The law derives much of its power and majesty from its relative inertia. So, too, perhaps, do law teachers; at least this is what we imagine. Our students and so many others know better. So much of what we do relies on little more than folk wisdom, passed down through the decades to such a degree that that the patina of age alone becomes a justification. I learned law this way, as did my father, and so I must teach and my students must learn the same way. When we pause to blog, the dialogue is illuminating. Consider posts and comment threads like this one (David Post, from Temple, considering teaching from full texts of copyright cases) and this one (Steve Vladeck, from Miami, considering how to deal with students who deliver exams with more than the specified number of words). I don’t rely on full text in doctrinal courses, but I do assign full-length law review articles in my seminar — usually, just one per week, and with no other reading. And I abandoned word counts for exams precisely because I didn’t want to deal with the issue that Steve wrestles with. I use page and format and font specifications, and those work well. More after the jump.
My most interesting reads of the day, however, were two emails on IT and law school. One came from Aspen, which is rolling out a software service called StudyDesk that enables law students to combine notes, outlines, and dumps from both primary and secondary sources in a single, customized package. It’s course management software designed from the user side, rather than from the teacher side. Very slick. Does it talk to TWEN? In IT as in teaching, teachers and students are often talking past each other.
That brings me to an email from John Mayer at CALI (the Center for Computer Aided Legal Instruction), announcing a call for speakers for next summer’s 2007 Conference for Law School Computing. The theme for the 2007 Conference is “IT and Legal Education: Mirage or Oasis?,” but as John is careful not to say, some of the rejected [update: and non-serious] themes share a familiar ring: “What Happens in IT, Stays in IT”; “CALI Conference:CSI – Is Your Law School IT a Crime Scene?”; “Gambling on Technology – It’s all a Big Crapshoot.”

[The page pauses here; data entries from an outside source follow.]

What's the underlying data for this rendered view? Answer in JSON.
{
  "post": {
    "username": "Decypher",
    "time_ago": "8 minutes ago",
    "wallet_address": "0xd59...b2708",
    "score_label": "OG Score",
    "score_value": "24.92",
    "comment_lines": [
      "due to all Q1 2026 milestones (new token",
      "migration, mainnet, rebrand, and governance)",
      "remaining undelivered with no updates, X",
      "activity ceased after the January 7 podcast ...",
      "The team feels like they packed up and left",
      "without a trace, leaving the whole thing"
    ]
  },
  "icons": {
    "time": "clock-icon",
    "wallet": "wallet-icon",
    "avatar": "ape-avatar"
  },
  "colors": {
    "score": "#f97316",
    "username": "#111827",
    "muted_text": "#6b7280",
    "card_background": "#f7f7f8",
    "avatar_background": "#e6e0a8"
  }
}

These — identifying effective teaching methods, evaluation methods, and technology methods — aren’t insoluble problems, but they require a lot of patience and time and (I’m sure that David Post, as an anthropologist, would appreciate this) listening to and considering what goes on when students and teachers aren’t in the classroom. A few years ago, I realized that one of the most important things I do as a teacher is suggest what students do and think about, and how they do that, when I’m not around. I am happiest as a teacher when I overhear my students getting pumped up about complex copyright problems on their own.Â I can put my suggestions out there as indirectly or as directly as I prefer.Â War stories and pop culture references are the beginning; designing assignments and exams that the students actually want to spend more time on is difficult.Â I can discern how successful I am by listening to what students say and do in the classroom and in papers and on exams, and I adjust accordingly.Â In other words, some of our most important teacher/student communication, I suspect, goes on when we’re not talking to each other.